I need to know exactly how to handle this. I am going to call the plaintiff's attorney and ask to resolve the situation. Do I do this before I answer the summons? I need to print out all the forms I will need, but I am so confused as to what exactly I need. I am going to ask for a fee waiver and I know that when I file an Answer I need to also fill out a "proof of service" but what other forms do I need to take care of this?
I have on Avvo a legal guide on how to negotiate a debt collection lawsuit. You should review the points and tips before you call to settle.
Also, I assume that this lawsuit was filed before the statute of limitations period expired, otherwise you don't owe a penny on this debt and they should not have sued you, because that violates your rights and you could counter sue. If this lawsuit is untimely, then you should contact an experienced debt collection defense attorney to represent you and protect your rights and defenses.
Is your goal to fight this because you can win, or because it will increase your settlement leverage? If, for example, you've got a meritorious defense based on the expiration of the statute of limitations, fight. If not, all you do is increase the legal fees you're obligated to pay your creditor, and allow them more time to charge you the 22% interest or whatever they you agreed to pay, as opposed to the 10% they're entitled to post-judgment.
Please see this similar Q&A and the Qs & As cited within:
Ask the lawyer for an extension of time in which to respond so you can negotiate a settlement, and make the lawyer confirm it to you in writing so they can't take your default. Threaten to file bankruptcy if they don't agree to something you can actually afford, and don't agree to anything you don't fully understand and can live with.

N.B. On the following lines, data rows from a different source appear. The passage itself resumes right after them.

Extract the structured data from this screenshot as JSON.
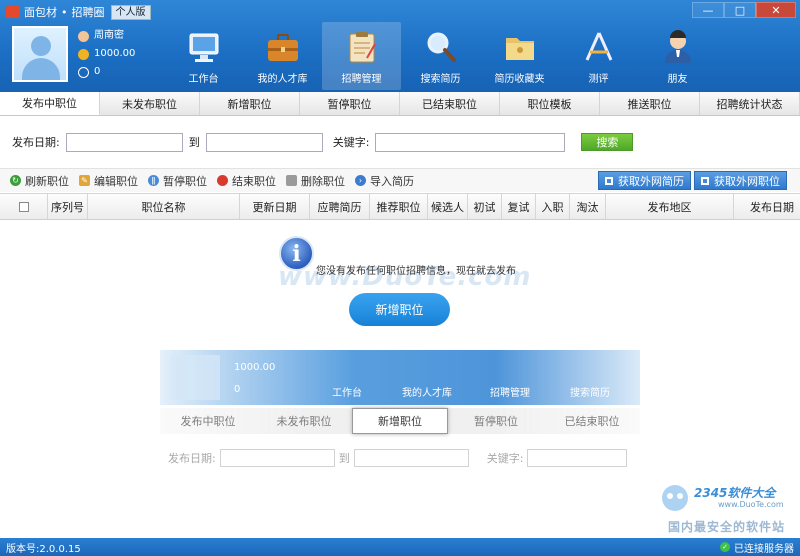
{
  "app": {
    "logo_text": "面包材",
    "separator": "•",
    "module": "招聘圈",
    "edition": "个人版"
  },
  "window": {
    "minimize": "—",
    "maximize": "□",
    "close": "✕"
  },
  "user": {
    "name": "周南密",
    "coins": "1000.00",
    "points": "0"
  },
  "nav": [
    {
      "label": "工作台",
      "icon": "monitor-icon"
    },
    {
      "label": "我的人才库",
      "icon": "briefcase-icon"
    },
    {
      "label": "招聘管理",
      "icon": "clipboard-icon",
      "active": true
    },
    {
      "label": "搜索简历",
      "icon": "magnifier-icon"
    },
    {
      "label": "简历收藏夹",
      "icon": "folder-icon"
    },
    {
      "label": "测评",
      "icon": "ruler-icon"
    },
    {
      "label": "朋友",
      "icon": "person-icon"
    }
  ],
  "tabs": [
    "发布中职位",
    "未发布职位",
    "新增职位",
    "暂停职位",
    "已结束职位",
    "职位模板",
    "推送职位",
    "招聘统计状态"
  ],
  "search": {
    "date_label": "发布日期:",
    "to_label": "到",
    "keyword_label": "关键字:",
    "button": "搜索"
  },
  "toolbar": {
    "refresh": "刷新职位",
    "edit": "编辑职位",
    "pause": "暂停职位",
    "end": "结束职位",
    "delete": "删除职位",
    "import": "导入简历",
    "ext_resume": "获取外网简历",
    "ext_job": "获取外网职位"
  },
  "columns": [
    "序列号",
    "职位名称",
    "更新日期",
    "应聘简历",
    "推荐职位",
    "候选人",
    "初试",
    "复试",
    "入职",
    "淘汰",
    "发布地区",
    "发布日期"
  ],
  "empty": {
    "icon": "i",
    "message": "您没有发布任何职位招聘信息，现在就去发布",
    "button": "新增职位"
  },
  "watermark": {
    "main": "www.DuoTe.com",
    "site_name": "2345软件大全",
    "site_url": "www.DuoTe.com",
    "slogan": "国内最安全的软件站"
  },
  "preview": {
    "coins": "1000.00",
    "points": "0",
    "nav": [
      "工作台",
      "我的人才库",
      "招聘管理",
      "搜索简历"
    ],
    "tabs": [
      "发布中职位",
      "未发布职位",
      "新增职位",
      "暂停职位",
      "已结束职位"
    ],
    "date_label": "发布日期:",
    "to_label": "到",
    "keyword_label": "关键字:"
  },
  "status": {
    "version": "版本号:2.0.0.15",
    "connection": "已连接服务器"
  },
  "colors": {
    "header": "#1b6ec3",
    "search_button": "#4fa82a",
    "accent": "#1781d7",
    "close": "#c8483a"
  }
}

Disclaimer: Please note that this answer does not constitute legal advice, and should not be relied on, since each state has different laws, each situation is fact specific, and it is impossible to evaluate a legal problem without a comprehensive consultation and review of all the facts and documents at issue. This answer does not create an attorney-client relationship.
The first thing you need to do if and when you get sued is file an Answer. The summons will tell you that you must “appear” by way of an Answer in 10, 20 or 30 days, “depending on the method of service.”
PLEASE CHECK THE LAW IN YOUR STATE AS YOU MAY ACTUALLY HAVE TO APPEAR IN COURT, AS IN VIRGINIA, IN ORDER TO AVOID A DEFAULT!
You need a lawyer, but if you cannot afford one right away, rather then do nothing and have a judgment entered against you, is to “appear” by filing something!
Many people think this means they have to go to Court and this is incorrect. 90% of all lawsuits end in Default Judgments because the defendant (person getting sued) did not file an Answer.
I recommend you go to the free form I have on my website. Print it out and fill it out as instructed. You must answer the numbered paragraphs on the Complaint by writing them into the appropriate lines in the Answer. The Answer will allow you to preserve your rights and will prohibit a default judgment (i.e. you did not show up) from being entered against you.
Mimic the paperwork you got when you got sued. Answer all the paragraphs of the Complaint by writing the numbers in lines 1, 2 or 3.
Almost 100% of attorneys will deny what is owed because they did not do the calculations and do not know what the basis for the number is…
When you file the Answer that is your “not guilty”. You have the right to make the person suing you (Plaintiff) prove their case, but you must also answer the complaint truthfully.
Make sure you fill in the name and address of the attorney suing you before you bring this paperwork to the Court. Mail it to the attorney suing you right away!
Check out the guide I have drafted on the Avvo profile. This will provide more detailed instructions. If it is helpful remember to indicate that and get the guide read!
Disclaimer: This answer does not constitute legal advice. I am admitted in the States of New York, New Jersey and Massachusetts only and make no attempt to opine on matters of law that are not relevant to those three States. This advice is based on general principles of law that may or may not relate to your specific situation. Facts and laws change and these possible changes will affect the advice provided here. Consult an attorney in your locale before you act on any of this advice. You should not rely on this advice alone and nothing in these communications creates an attorney client relationship. The opinions expressed herein are those of the author only and the fact that he has worked as an Assistant District Attorney; State Supreme Court Clerk; Special Assistant United States Attorney (Hawaii); Assistant Cornell University Counsel or Judge Advocate, United States Marine Corps should not be relied upon to assume that these statements reflect the policy of these organizations.